Online dating is the new singles bar, one in which your words won't be drowned out by the music. But which words should you use? There is some scientific evidence about relatively more effective ways to turn an online contact into a real huggable moment.

Women Like Men With Big Medals

By Gregg Murray Ph.D. on March 15, 2015 in Caveman Politics
If our basic drive is to survive and reproduce, why do men, who have been the primary war fighters throughout human history, volunteer to subject themselves to the life-threatening dangers of war?

Are Men More Caring Where They Outnumber Women?

By Nigel Barber Ph.D. on March 13, 2015 in The Human Beast
In romance, as in real estate it is either a buyer's market, or a seller's market. If there is a scarcity of men (or women) in a society, they get the best deal. If men are in demand, they can play the field. If women are in demand, they can hold out for a desirable partner who is kind, intelligent, and affluent.

Womb for One

By Robert D. Martin Ph.D. on March 10, 2015 in How We Do It
The single-chambered womb of women is rare among mammals, which mostly have two separate womb chambers. Through developmental accident, a double womb occasionally recurs in women, but surprisingly does not stand in the way of successful pregnancy. Reduction from two chambers to one in evolutionary has some connection with single births, but there are twists in the story.

How We Fall Out of Love

By Romeo Vitelli Ph.D. on March 09, 2015 in Media Spotlight
Though there has been extensive research looking at the psychology of romantic love, is it possible to learn what can cause people to fall out of love with their significant other? For that matter, how is it possible to move on after a relationship comes to an end?
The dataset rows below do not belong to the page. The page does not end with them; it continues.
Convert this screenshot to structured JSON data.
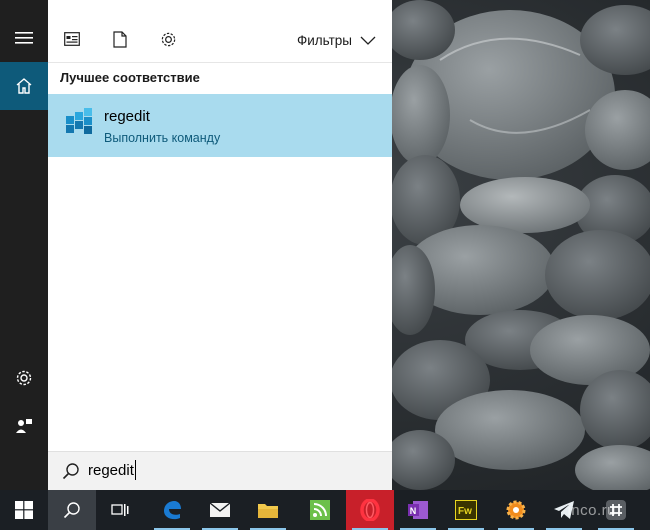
{
  "panel": {
    "filters_label": "Фильтры",
    "section_title": "Лучшее соответствие",
    "best_match": {
      "title": "regedit",
      "subtitle": "Выполнить команду"
    }
  },
  "search": {
    "value": "regedit"
  },
  "rail": {
    "items": [
      "hamburger-menu-icon",
      "home-icon",
      "settings-icon",
      "feedback-icon"
    ]
  },
  "toolbar": {
    "icons": [
      "apps-icon",
      "documents-icon",
      "settings-icon",
      "chevron-down-icon"
    ]
  },
  "taskbar": {
    "items": [
      "start-windows-icon",
      "search-icon",
      "task-view-icon",
      "edge-icon",
      "mail-icon",
      "file-explorer-icon",
      "feedly-icon",
      "opera-icon",
      "onenote-icon",
      "fireworks-icon",
      "settings-gear-icon",
      "telegram-icon",
      "slack-icon"
    ],
    "watermark": "inco.ru"
  },
  "colors": {
    "accent": "#0e5a7a",
    "selection": "#a9dbee",
    "taskbar": "#1b1f24",
    "rail": "#1f1f1f"
  }
}
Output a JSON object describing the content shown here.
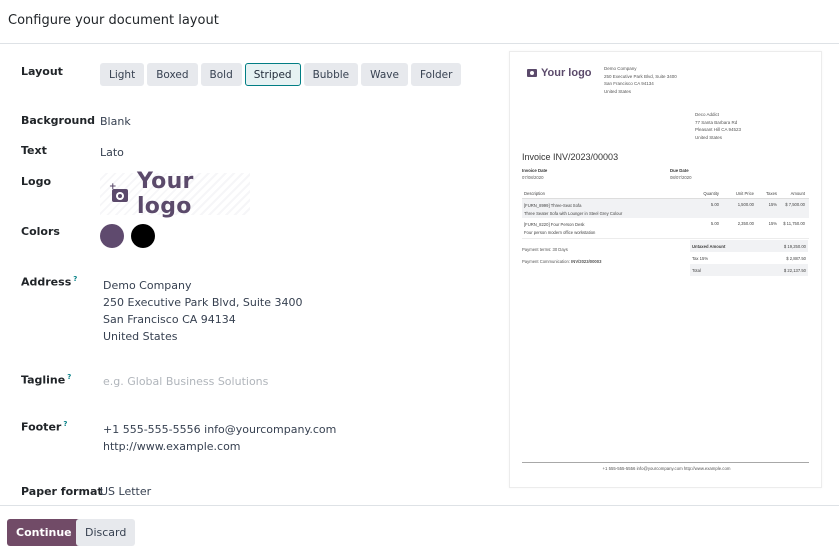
{
  "header": {
    "title": "Configure your document layout"
  },
  "form": {
    "layout": {
      "label": "Layout",
      "options": [
        "Light",
        "Boxed",
        "Bold",
        "Striped",
        "Bubble",
        "Wave",
        "Folder"
      ],
      "selected": "Striped"
    },
    "background": {
      "label": "Background",
      "value": "Blank"
    },
    "text": {
      "label": "Text",
      "value": "Lato"
    },
    "logo": {
      "label": "Logo",
      "text": "Your logo",
      "icon": "camera-add-icon"
    },
    "colors": {
      "label": "Colors",
      "primary": "#5f4a6e",
      "secondary": "#000000"
    },
    "address": {
      "label": "Address",
      "help": "?",
      "lines": [
        "Demo Company",
        "250 Executive Park Blvd, Suite 3400",
        "San Francisco CA 94134",
        "United States"
      ]
    },
    "tagline": {
      "label": "Tagline",
      "help": "?",
      "value": "",
      "placeholder": "e.g. Global Business Solutions"
    },
    "footer": {
      "label": "Footer",
      "help": "?",
      "lines": [
        "+1 555-555-5556 info@yourcompany.com",
        "http://www.example.com"
      ]
    },
    "paper_format": {
      "label": "Paper format",
      "value": "US Letter"
    }
  },
  "actions": {
    "continue": "Continue",
    "discard": "Discard"
  },
  "preview": {
    "logo_text": "Your logo",
    "company_lines": [
      "Demo Company",
      "250 Executive Park Blvd, Suite 3400",
      "San Francisco CA 94134",
      "United States"
    ],
    "customer_lines": [
      "Deco Addict",
      "77 Santa Barbara Rd",
      "Pleasant Hill CA 94523",
      "United States"
    ],
    "title": "Invoice INV/2023/00003",
    "invoice_date_label": "Invoice Date",
    "invoice_date": "07/08/2020",
    "due_date_label": "Due Date",
    "due_date": "08/07/2020",
    "columns": {
      "description": "Description",
      "quantity": "Quantity",
      "unit_price": "Unit Price",
      "taxes": "Taxes",
      "amount": "Amount"
    },
    "lines": [
      {
        "name": "[FURN_8999] Three-Seat Sofa",
        "desc": "Three Seater Sofa with Lounger in Steel Grey Colour",
        "qty": "5.00",
        "price": "1,500.00",
        "tax": "15%",
        "amount": "$ 7,500.00"
      },
      {
        "name": "[FURN_8220] Four Person Desk",
        "desc": "Four person modern office workstation",
        "qty": "5.00",
        "price": "2,350.00",
        "tax": "15%",
        "amount": "$ 11,750.00"
      }
    ],
    "payment_terms": "Payment terms: 30 Days",
    "payment_comm_label": "Payment Communication:",
    "payment_comm_value": "INV/2023/00003",
    "totals": [
      {
        "label": "Untaxed Amount",
        "value": "$ 19,250.00"
      },
      {
        "label": "Tax 15%",
        "value": "$ 2,887.50"
      },
      {
        "label": "Total",
        "value": "$ 22,137.50"
      }
    ],
    "footer": "+1 555-555-5556 info@yourcompany.com http://www.example.com"
  }
}
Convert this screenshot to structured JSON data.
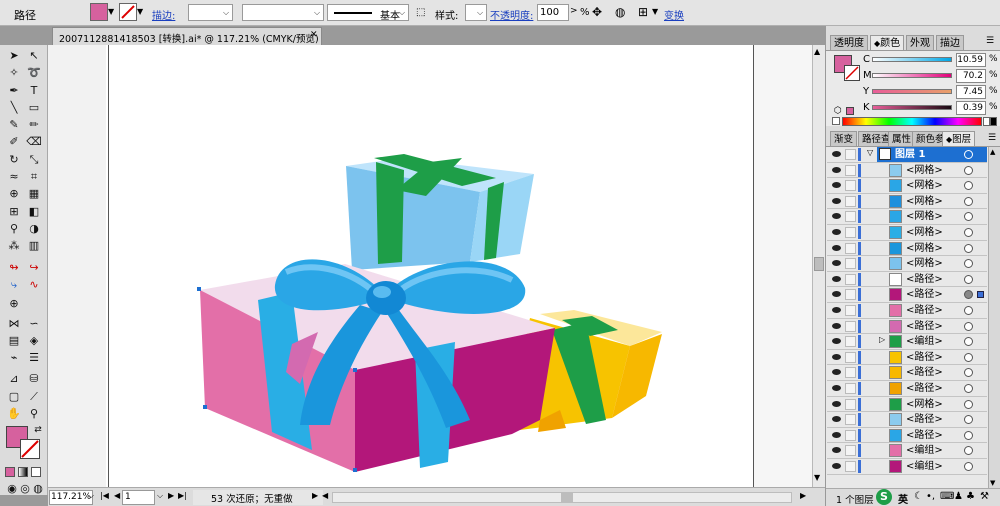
{
  "control": {
    "object_type": "路径",
    "stroke_label": "描边:",
    "brush_label": "基本",
    "style_label": "样式:",
    "opacity_label": "不透明度:",
    "opacity_value": "100",
    "opacity_unit": "%",
    "transform_label": "变换",
    "fill_color": "#d6619e"
  },
  "document": {
    "tab_title": "2007112881418503 [转换].ai* @ 117.21% (CMYK/预览)",
    "close_glyph": "✕"
  },
  "color_panel": {
    "tabs": [
      "透明度",
      "颜色",
      "外观",
      "描边"
    ],
    "active_tab": "颜色",
    "channels": [
      {
        "label": "C",
        "value": "10.59",
        "unit": "%"
      },
      {
        "label": "M",
        "value": "70.2",
        "unit": "%"
      },
      {
        "label": "Y",
        "value": "7.45",
        "unit": "%"
      },
      {
        "label": "K",
        "value": "0.39",
        "unit": "%"
      }
    ]
  },
  "layers_panel": {
    "tabs": [
      "渐变",
      "路径查",
      "属性",
      "颜色参",
      "图层"
    ],
    "active_tab": "图层",
    "layer_name": "图层 1",
    "items": [
      "<网格>",
      "<网格>",
      "<网格>",
      "<网格>",
      "<网格>",
      "<网格>",
      "<网格>",
      "<路径>",
      "<路径>",
      "<路径>",
      "<路径>",
      "<编组>",
      "<路径>",
      "<路径>",
      "<路径>",
      "<网格>",
      "<路径>",
      "<路径>",
      "<编组>",
      "<编组>"
    ],
    "footer_text": "1 个图层",
    "ime_label": "英"
  },
  "status": {
    "zoom": "117.21%",
    "page": "1",
    "message": "53 次还原；无重做"
  },
  "colors": {
    "accent_link": "#1a3fbf",
    "selection_blue": "#1d6fd1",
    "layer_bar_blue": "#3b6fd6"
  }
}
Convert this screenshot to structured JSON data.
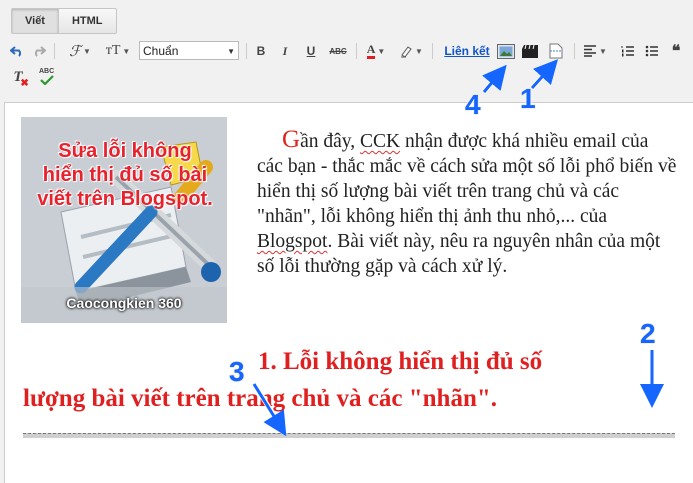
{
  "tabs": {
    "compose": "Viết",
    "html": "HTML"
  },
  "toolbar": {
    "undo_icon": "undo-icon",
    "redo_icon": "redo-icon",
    "font_family_icon": "font-family-icon",
    "font_size_icon": "font-size-icon",
    "format_value": "Chuẩn",
    "bold": "B",
    "italic": "I",
    "underline": "U",
    "strike": "ABC",
    "text_color": "A",
    "link_label": "Liên kết",
    "quote": "❝"
  },
  "toolbar2": {
    "remove_format": "T",
    "spellcheck": "ABC"
  },
  "post": {
    "image": {
      "title": "Sửa lỗi không hiển thị đủ số bài viết trên Blogspot.",
      "caption": "Caocongkien 360"
    },
    "intro_dropcap": "G",
    "intro_line1": "ần đây, ",
    "intro_cck": "CCK",
    "intro_line1b": " nhận được khá nhiều",
    "intro_rest": "email của các bạn - thắc mắc về cách sửa một số lỗi phổ biến về hiển thị số lượng bài viết trên trang chủ và các \"nhãn\", lỗi không hiển thị ảnh thu nhỏ,... của ",
    "intro_blogspot": "Blogspot",
    "intro_end": ". Bài viết này, nêu ra nguyên nhân của một số lỗi thường gặp và cách xử lý.",
    "heading_line1": "1. Lỗi không hiển thị đủ số",
    "heading_line2": "lượng bài viết trên trang chủ và các \"nhãn\"."
  },
  "annotations": {
    "n1": "1",
    "n2": "2",
    "n3": "3",
    "n4": "4"
  },
  "colors": {
    "annotation": "#1565ff",
    "heading": "#e02020",
    "dropcap": "#e0241b",
    "link": "#1155cc"
  }
}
A new article published in Review of General Psychology raises some intriguing questions about this.

Marketers' Shocking New Ability to Target Women

By Nigel Barber Ph.D. on March 03, 2015 in The Human Beast
During the fertile phase of their monthly cycle, women are prone to greater risk taking. For psychologists, this means that they are more likely to initiate sexual affairs. Marketers discovered that women are more likely to try new brands as well. Now they plan to use this fact in targeted marketing. Assuming that they get away with it, will the scheme work?

Understanding the Islamic State - A Fool's Errand?

By Frank T McAndrew Ph.D. on February 28, 2015 in Out of the Ooze
Attempts to identify the beliefs that define the "validity" of any religion are doomed to fail because of our own cognitive biases and the nature of religion itself.

Why You Were Born to Gossip

By David Ludden Ph.D. on February 27, 2015 in Talking Apes
Since our brains are finely tuned for coordinating our relationships with others, it’s not surprising that language is structured to convey social information.

Does Science Really Say That Hot Guys Are Jerks?

There have been many recent media stories—with titles like "Science Says: Hot Guys Are A-Holes"—about a new study on attractiveness and behavior. I was lead author on this study, and I'll clarify here what our study really showed.

Is Sadomasochism a Uniquely Human Form of Sexuality?

By Hal Herzog Ph.D. on February 25, 2015 in Animals and Us
From an evolutionary point of view, the enjoyment of pain would seem to be maladaptive. Is there an animal analog of finding sexual satisfaction in being whipped, poked with needles, or having hot wax dripped on your skin?